IDEAS home Printed from https://ideas.repec.org/a/rae/jourae/v91y2010i4p369-392.html
   My bibliography  Save this article

John Bull’s Beef: Meat hygiene and veterinary public health in England in the twentieth century

Author

Listed:
  • Anne Hardy

    (Centre for History in Public Health, London School of Hygiene and Tropical Medicine, London)

Abstract

Britain played a pioneering role in the introduction of public health practices in the nineteenth century, yet veterinary public health was never a component of that project. The British have for the most part been indifferent to the risks of disease transmitted through meat and milk. This paper explores the reasons for this indifference, which include the nature of Britain’s livestock disease regime; the country’s prosperity before 1940; the fact that the public health organisation was run by medical men and administered by local authorities; the relatively small and politically weak character of the veterinary profession; the vested interests of administrators, farmers and the meat trades, and economic imperatives. Despite persistent veterinary pressure, it was not until the very end of the twentieth century that European Economic Community regulations and the BSE crisis finally operated to confer supervisory powers over meat production on the veterinary profession

Suggested Citation

  • Anne Hardy, 2010. "John Bull’s Beef: Meat hygiene and veterinary public health in England in the twentieth century," Review of Agricultural and Environmental Studies - Revue d'Etudes en Agriculture et Environnement, INRA Department of Economics, vol. 91(4), pages 369-392.
  • Handle: RePEc:rae:jourae:v:91:y:2010:i:4:p:369-392
    as

    Download full text from publisher

    File URL: http://www.raestud.eu/pdf/REAE-91-4-Hardy.pdf
    Download Restriction: no

    More about this item

    Keywords

    meat; hygiene; abattoirs; veterinarians; public health;

    JEL classification:

    • I18 - Health, Education, and Welfare - - Health - - - Government Policy; Regulation; Public Health
    • N34 - Economic History - - Labor and Consumers, Demography, Education, Health, Welfare, Income, Wealth, Religion, and Philanthropy - - - Europe: 1913-
    • Q18 - Agricultural and Natural Resource Economics; Environmental and Ecological Economics - - Agriculture - - - Agricultural Policy; Food Policy

    Statistics

    Access and download statistics

    Corrections

    All material on this site has been provided by the respective publishers and authors.

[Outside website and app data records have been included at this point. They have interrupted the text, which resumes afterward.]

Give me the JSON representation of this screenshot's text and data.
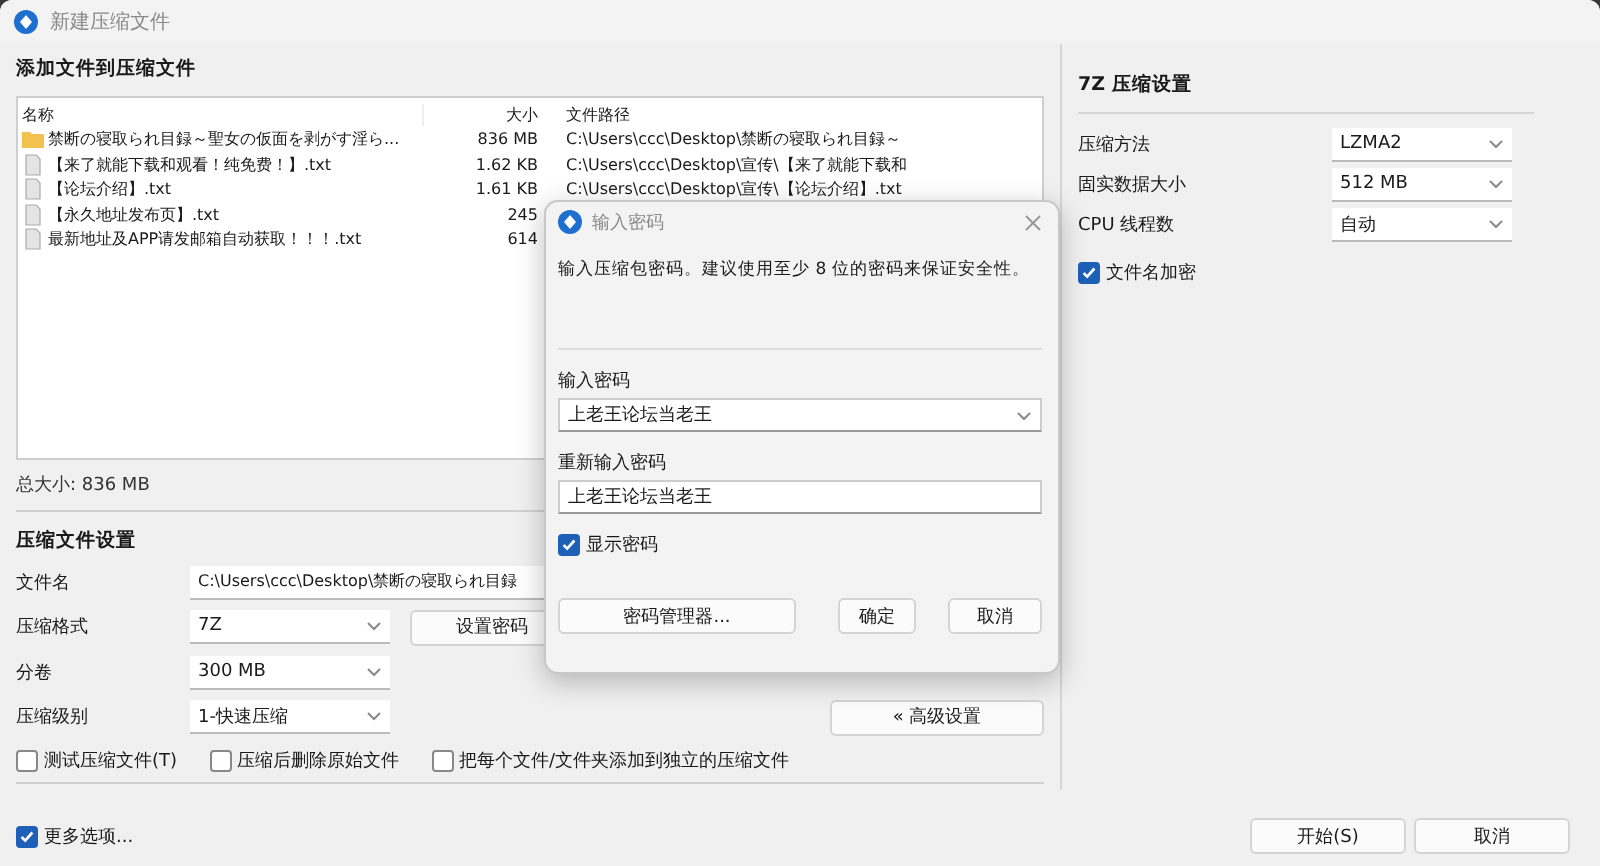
{
  "window": {
    "title": "新建压缩文件"
  },
  "files": {
    "heading": "添加文件到压缩文件",
    "columns": [
      "名称",
      "大小",
      "文件路径"
    ],
    "rows": [
      {
        "kind": "folder",
        "name": "禁断の寝取られ目録～聖女の仮面を剥がす淫ら...",
        "size": "836 MB",
        "path": "C:\\Users\\ccc\\Desktop\\禁断の寝取られ目録～"
      },
      {
        "kind": "file",
        "name": "【来了就能下载和观看！纯免费！】.txt",
        "size": "1.62 KB",
        "path": "C:\\Users\\ccc\\Desktop\\宣传\\【来了就能下载和"
      },
      {
        "kind": "file",
        "name": "【论坛介绍】.txt",
        "size": "1.61 KB",
        "path": "C:\\Users\\ccc\\Desktop\\宣传\\【论坛介绍】.txt"
      },
      {
        "kind": "file",
        "name": "【永久地址发布页】.txt",
        "size": "245"
      },
      {
        "kind": "file",
        "name": "最新地址及APP请发邮箱自动获取！！！.txt",
        "size": "614"
      }
    ],
    "total": "总大小: 836 MB"
  },
  "settings": {
    "heading": "压缩文件设置",
    "fields": [
      {
        "kind": "text",
        "label": "文件名",
        "value": "C:\\Users\\ccc\\Desktop\\禁断の寝取られ目録"
      },
      {
        "kind": "select",
        "label": "压缩格式",
        "value": "7Z"
      },
      {
        "kind": "select",
        "label": "分卷",
        "value": "300 MB"
      },
      {
        "kind": "select",
        "label": "压缩级别",
        "value": "1-快速压缩"
      }
    ],
    "password_button": "设置密码",
    "advanced_button": "« 高级设置",
    "options": [
      {
        "label": "测试压缩文件(T)",
        "checked": false
      },
      {
        "label": "压缩后删除原始文件",
        "checked": false
      },
      {
        "label": "把每个文件/文件夹添加到独立的压缩文件",
        "checked": false
      }
    ]
  },
  "more_options": {
    "label": "更多选项...",
    "checked": true
  },
  "buttons": [
    "开始(S)",
    "取消"
  ],
  "seven_zip": {
    "heading": "7Z 压缩设置",
    "fields": [
      {
        "label": "压缩方法",
        "value": "LZMA2"
      },
      {
        "label": "固实数据大小",
        "value": "512 MB"
      },
      {
        "label": "CPU 线程数",
        "value": "自动"
      }
    ],
    "encrypt_names": {
      "label": "文件名加密",
      "checked": true
    }
  },
  "dialog": {
    "title": "输入密码",
    "message": "输入压缩包密码。建议使用至少 8 位的密码来保证安全性。",
    "password_label": "输入密码",
    "password": "上老王论坛当老王",
    "confirm_label": "重新输入密码",
    "confirm": "上老王论坛当老王",
    "show_password": {
      "label": "显示密码",
      "checked": true
    },
    "manager_button": "密码管理器...",
    "buttons": [
      "确定",
      "取消"
    ]
  }
}
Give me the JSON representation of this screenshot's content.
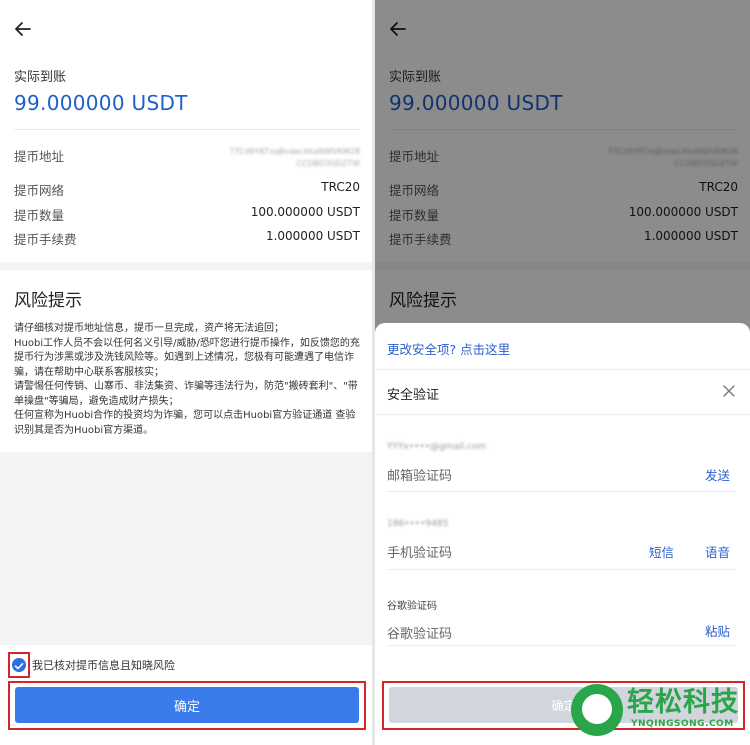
{
  "left": {
    "actual_label": "实际到账",
    "amount": "99.000000 USDT",
    "address_label": "提币地址",
    "address_value": "TTCd9YKTxqBvaecXkaNWVKM28 CCDBD3SDZTW",
    "rows": [
      {
        "key": "提币网络",
        "value": "TRC20"
      },
      {
        "key": "提币数量",
        "value": "100.000000 USDT"
      },
      {
        "key": "提币手续费",
        "value": "1.000000 USDT"
      }
    ],
    "risk_title": "风险提示",
    "risk_text": "请仔细核对提币地址信息，提币一旦完成，资产将无法追回；\nHuobi工作人员不会以任何名义引导/威胁/恐吓您进行提币操作，如反馈您的充提币行为涉黑或涉及洗钱风险等。如遇到上述情况，您极有可能遭遇了电信诈骗，请在帮助中心联系客服核实；\n请警惕任何传销、山寨币、非法集资、诈骗等违法行为，防范\"搬砖套利\"、\"带单操盘\"等骗局，避免造成财产损失；\n任何宣称为Huobi合作的投资均为诈骗，您可以点击Huobi官方验证通道 查验识别其是否为Huobi官方渠道。",
    "check_label": "我已核对提币信息且知晓风险",
    "confirm": "确定"
  },
  "right": {
    "change_security": "更改安全项? 点击这里",
    "security_title": "安全验证",
    "email_mask": "YYYx••••@gmail.com",
    "email_code": "邮箱验证码",
    "send": "发送",
    "phone_mask": "186••••9485",
    "phone_code": "手机验证码",
    "sms": "短信",
    "voice": "语音",
    "google_label": "谷歌验证码",
    "google_placeholder": "谷歌验证码",
    "paste": "粘贴",
    "confirm": "确定"
  },
  "watermark": {
    "text": "轻松科技",
    "sub": "YNQINGSONG.COM"
  },
  "colors": {
    "accent": "#2b5fcc",
    "button": "#3a7bea",
    "highlight": "#d8232a",
    "brand_watermark": "#2aa64a"
  }
}
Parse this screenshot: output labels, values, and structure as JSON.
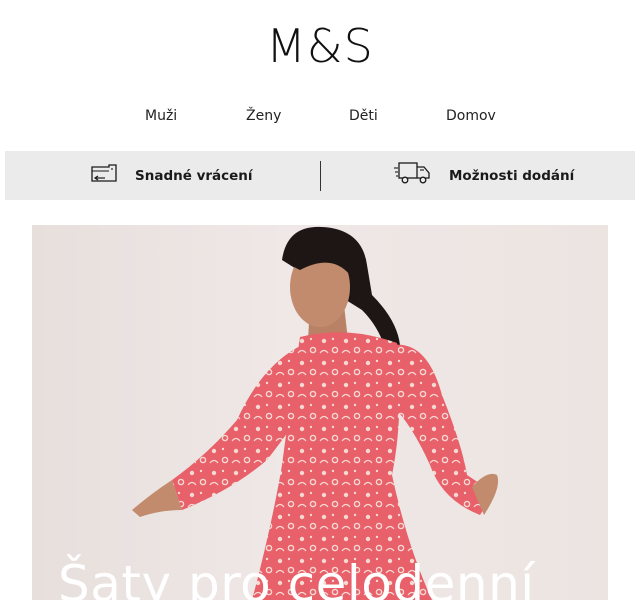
{
  "brand": {
    "logo": "M&S"
  },
  "nav": {
    "items": [
      "Muži",
      "Ženy",
      "Děti",
      "Domov"
    ]
  },
  "promo": {
    "returns_label": "Snadné vrácení",
    "delivery_label": "Možnosti dodání"
  },
  "hero": {
    "heading": "Šaty pro celodenní"
  },
  "colors": {
    "promo_bg": "#ebebeb",
    "dress": "#e8606a",
    "text": "#111111"
  },
  "icons": {
    "returns": "return-box-icon",
    "delivery": "delivery-truck-icon"
  }
}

You can help correct errors and omissions. When requesting a correction, please mention this item's handle: RePEc:rae:jourae:v:91:y:2010:i:4:p:369-392. See general information about how to correct material in RePEc.

    For technical questions regarding this item, or to correct its authors, title, abstract, bibliographic or download information, contact: (Nathalie Saux-Nogues). General contact details of provider: http://edirc.repec.org/data/inrapfr.html .

    If you have authored this item and are not yet registered with RePEc, we encourage you to do it here. This allows to link your profile to this item. It also allows you to accept potential citations to this item that we are uncertain about.

    We have no references for this item. You can help adding them by using this form .

    If you know of missing items citing this one, you can help us creating those links by adding the relevant references in the same way as above, for each refering item. If you are a registered author of this item, you may also want to check the "citations" tab in your RePEc Author Service profile, as there may be some citations waiting for confirmation.

    Please note that corrections may take a couple of weeks to filter through the various RePEc services.

    IDEAS is a RePEc service hosted by the Research Division of the Federal Reserve Bank of St. Louis . RePEc uses bibliographic data supplied by the respective publishers.